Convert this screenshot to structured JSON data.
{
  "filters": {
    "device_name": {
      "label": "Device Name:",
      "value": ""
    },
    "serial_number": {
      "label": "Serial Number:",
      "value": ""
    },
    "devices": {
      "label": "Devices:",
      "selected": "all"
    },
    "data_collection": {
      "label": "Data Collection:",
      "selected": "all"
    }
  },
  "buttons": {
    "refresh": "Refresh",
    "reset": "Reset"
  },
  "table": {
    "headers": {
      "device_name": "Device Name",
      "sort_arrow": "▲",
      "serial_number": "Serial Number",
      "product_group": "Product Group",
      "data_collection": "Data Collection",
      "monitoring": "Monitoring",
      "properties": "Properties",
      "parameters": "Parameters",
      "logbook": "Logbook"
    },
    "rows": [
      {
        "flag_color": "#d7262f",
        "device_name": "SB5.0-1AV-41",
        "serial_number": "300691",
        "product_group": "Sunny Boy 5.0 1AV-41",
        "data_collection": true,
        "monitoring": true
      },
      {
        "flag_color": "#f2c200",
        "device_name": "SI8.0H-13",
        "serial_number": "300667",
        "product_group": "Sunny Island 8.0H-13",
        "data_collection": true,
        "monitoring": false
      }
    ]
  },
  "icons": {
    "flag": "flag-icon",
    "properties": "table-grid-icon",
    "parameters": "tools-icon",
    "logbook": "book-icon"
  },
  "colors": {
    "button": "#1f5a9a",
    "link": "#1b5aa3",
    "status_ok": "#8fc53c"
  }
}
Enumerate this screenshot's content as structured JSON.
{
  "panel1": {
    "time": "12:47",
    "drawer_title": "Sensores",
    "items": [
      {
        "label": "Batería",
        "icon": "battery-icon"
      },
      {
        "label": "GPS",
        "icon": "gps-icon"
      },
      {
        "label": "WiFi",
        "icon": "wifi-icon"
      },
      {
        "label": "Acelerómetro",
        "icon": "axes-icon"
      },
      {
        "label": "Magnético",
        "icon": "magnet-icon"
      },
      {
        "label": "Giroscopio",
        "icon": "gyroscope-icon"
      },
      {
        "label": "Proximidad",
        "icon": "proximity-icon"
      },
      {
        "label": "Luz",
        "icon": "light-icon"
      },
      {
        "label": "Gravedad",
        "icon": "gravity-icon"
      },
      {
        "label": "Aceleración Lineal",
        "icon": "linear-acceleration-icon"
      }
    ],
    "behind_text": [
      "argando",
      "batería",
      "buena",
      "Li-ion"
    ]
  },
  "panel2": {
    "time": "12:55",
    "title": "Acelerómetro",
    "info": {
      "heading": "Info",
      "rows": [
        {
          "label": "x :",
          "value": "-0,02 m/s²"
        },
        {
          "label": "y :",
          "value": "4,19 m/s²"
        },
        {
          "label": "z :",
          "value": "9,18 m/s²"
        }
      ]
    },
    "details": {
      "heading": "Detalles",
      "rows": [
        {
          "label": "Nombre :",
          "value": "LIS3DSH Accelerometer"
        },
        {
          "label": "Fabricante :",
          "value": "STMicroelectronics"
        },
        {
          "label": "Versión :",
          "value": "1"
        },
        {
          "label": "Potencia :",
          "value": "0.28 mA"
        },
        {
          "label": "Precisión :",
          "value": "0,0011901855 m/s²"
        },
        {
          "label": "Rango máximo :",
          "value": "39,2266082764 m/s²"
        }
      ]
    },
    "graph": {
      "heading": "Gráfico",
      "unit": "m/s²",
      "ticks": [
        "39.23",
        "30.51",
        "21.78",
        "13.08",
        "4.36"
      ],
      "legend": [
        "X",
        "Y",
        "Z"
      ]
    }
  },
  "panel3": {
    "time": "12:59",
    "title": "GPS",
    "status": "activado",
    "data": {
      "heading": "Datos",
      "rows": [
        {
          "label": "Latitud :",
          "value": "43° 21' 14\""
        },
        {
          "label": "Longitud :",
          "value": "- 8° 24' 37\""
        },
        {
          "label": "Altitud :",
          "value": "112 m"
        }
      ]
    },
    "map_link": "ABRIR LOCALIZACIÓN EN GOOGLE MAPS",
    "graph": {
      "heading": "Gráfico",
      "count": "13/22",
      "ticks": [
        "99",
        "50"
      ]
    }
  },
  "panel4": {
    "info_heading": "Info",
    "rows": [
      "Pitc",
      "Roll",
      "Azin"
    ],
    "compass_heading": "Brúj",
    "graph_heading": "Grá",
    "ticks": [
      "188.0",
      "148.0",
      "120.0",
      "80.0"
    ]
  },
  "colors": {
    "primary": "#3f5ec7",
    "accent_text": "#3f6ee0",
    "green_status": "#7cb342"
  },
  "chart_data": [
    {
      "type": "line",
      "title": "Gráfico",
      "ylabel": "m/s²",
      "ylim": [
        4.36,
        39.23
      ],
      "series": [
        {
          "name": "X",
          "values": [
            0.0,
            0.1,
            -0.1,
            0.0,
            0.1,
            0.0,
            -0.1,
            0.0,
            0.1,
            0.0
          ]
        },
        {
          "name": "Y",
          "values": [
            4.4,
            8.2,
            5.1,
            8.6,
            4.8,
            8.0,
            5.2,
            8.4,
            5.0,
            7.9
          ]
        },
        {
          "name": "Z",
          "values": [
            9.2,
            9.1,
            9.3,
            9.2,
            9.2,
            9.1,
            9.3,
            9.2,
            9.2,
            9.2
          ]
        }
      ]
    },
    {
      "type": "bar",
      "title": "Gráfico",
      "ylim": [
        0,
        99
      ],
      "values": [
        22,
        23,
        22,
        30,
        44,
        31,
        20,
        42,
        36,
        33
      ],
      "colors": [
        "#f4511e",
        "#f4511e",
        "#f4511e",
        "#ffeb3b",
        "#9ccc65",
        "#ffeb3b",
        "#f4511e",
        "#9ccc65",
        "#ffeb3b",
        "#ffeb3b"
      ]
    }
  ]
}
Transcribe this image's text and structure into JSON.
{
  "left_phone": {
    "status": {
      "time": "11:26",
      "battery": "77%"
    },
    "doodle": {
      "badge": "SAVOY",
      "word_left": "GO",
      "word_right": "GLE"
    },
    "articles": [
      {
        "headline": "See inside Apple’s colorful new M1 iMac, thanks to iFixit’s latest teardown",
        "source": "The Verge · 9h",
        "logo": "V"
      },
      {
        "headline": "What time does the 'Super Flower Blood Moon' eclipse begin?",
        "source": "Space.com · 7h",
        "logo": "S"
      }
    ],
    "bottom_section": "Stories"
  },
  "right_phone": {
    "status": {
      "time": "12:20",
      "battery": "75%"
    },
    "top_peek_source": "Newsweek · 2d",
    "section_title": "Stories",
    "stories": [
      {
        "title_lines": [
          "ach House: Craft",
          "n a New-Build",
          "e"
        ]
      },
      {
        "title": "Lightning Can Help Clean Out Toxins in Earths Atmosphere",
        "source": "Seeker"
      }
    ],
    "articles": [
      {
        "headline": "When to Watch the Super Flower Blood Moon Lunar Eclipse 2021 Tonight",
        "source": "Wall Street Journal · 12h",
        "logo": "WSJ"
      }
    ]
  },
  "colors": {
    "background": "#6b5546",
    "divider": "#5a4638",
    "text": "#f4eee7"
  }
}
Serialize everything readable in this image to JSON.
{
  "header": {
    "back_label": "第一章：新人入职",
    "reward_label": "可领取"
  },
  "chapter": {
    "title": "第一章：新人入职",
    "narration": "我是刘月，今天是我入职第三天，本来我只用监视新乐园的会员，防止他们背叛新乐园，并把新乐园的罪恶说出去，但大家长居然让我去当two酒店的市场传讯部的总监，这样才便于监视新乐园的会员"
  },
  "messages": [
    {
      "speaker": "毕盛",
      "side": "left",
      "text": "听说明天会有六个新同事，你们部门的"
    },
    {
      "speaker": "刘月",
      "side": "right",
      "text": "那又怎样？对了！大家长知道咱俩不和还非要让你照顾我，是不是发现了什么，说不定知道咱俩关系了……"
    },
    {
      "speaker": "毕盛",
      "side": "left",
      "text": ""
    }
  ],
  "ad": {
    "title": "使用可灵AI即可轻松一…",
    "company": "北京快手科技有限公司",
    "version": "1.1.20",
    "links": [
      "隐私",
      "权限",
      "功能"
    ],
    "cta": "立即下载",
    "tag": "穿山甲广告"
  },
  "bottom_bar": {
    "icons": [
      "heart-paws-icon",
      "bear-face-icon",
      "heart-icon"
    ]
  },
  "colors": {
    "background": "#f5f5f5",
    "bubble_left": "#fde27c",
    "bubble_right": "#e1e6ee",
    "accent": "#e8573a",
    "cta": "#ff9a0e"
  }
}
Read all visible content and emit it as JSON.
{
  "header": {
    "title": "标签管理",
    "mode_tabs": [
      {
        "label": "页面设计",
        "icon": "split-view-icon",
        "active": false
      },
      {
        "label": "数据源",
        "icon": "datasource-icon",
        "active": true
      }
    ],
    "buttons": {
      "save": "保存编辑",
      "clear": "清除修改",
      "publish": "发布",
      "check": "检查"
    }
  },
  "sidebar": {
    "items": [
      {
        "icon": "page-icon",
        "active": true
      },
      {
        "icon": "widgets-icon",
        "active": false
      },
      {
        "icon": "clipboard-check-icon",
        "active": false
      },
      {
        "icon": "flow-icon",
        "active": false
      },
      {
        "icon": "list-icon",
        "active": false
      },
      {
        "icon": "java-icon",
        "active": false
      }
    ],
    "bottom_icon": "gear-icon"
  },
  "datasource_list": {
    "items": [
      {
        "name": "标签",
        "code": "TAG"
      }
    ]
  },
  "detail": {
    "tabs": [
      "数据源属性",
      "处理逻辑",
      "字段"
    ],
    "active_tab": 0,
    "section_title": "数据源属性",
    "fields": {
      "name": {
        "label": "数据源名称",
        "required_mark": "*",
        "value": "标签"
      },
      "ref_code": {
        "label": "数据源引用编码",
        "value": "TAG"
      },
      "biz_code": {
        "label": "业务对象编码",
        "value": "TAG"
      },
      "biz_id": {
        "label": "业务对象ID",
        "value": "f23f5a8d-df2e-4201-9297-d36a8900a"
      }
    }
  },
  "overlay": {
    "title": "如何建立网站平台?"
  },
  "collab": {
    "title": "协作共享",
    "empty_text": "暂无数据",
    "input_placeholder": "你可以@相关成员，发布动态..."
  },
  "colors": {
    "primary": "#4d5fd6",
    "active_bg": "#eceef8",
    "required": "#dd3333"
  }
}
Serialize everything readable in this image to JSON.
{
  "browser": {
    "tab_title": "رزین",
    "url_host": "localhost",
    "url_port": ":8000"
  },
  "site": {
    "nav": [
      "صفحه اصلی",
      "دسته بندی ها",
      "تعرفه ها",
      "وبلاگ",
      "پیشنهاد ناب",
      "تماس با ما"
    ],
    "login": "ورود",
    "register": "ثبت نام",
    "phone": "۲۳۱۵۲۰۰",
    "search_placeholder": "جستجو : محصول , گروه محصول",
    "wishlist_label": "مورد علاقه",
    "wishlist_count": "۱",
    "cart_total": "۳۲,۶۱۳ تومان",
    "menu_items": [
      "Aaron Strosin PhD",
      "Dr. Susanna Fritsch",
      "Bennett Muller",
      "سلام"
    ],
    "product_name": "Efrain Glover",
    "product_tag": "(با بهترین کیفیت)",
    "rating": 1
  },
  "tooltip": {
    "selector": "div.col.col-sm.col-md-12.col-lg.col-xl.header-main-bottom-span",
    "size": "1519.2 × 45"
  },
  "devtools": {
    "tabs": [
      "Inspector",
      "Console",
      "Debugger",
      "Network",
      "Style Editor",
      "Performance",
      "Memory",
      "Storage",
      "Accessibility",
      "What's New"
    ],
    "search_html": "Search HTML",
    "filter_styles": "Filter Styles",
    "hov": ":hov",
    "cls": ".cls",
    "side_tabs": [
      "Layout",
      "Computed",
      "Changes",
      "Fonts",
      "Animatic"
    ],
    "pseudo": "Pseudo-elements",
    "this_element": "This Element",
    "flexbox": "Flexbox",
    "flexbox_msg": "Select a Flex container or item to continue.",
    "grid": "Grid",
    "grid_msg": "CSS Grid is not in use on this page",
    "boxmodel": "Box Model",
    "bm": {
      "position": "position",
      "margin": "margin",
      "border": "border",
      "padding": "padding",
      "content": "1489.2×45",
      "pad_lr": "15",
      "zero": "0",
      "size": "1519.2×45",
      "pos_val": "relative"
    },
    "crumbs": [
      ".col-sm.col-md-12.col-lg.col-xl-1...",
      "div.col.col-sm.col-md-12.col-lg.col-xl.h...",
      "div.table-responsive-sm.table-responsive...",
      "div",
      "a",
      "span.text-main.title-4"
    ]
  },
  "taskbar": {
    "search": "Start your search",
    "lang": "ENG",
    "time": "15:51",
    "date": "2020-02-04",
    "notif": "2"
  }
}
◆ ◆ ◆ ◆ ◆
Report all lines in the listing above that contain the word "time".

### Answer area
    "time": "12:47",
    "time": "12:55",
    "time": "12:59",
      "time": "11:26",
        "headline": "What time does the 'Super Flower Blood Moon' eclipse begin?",
      "time": "12:20",
    "time": "15:51",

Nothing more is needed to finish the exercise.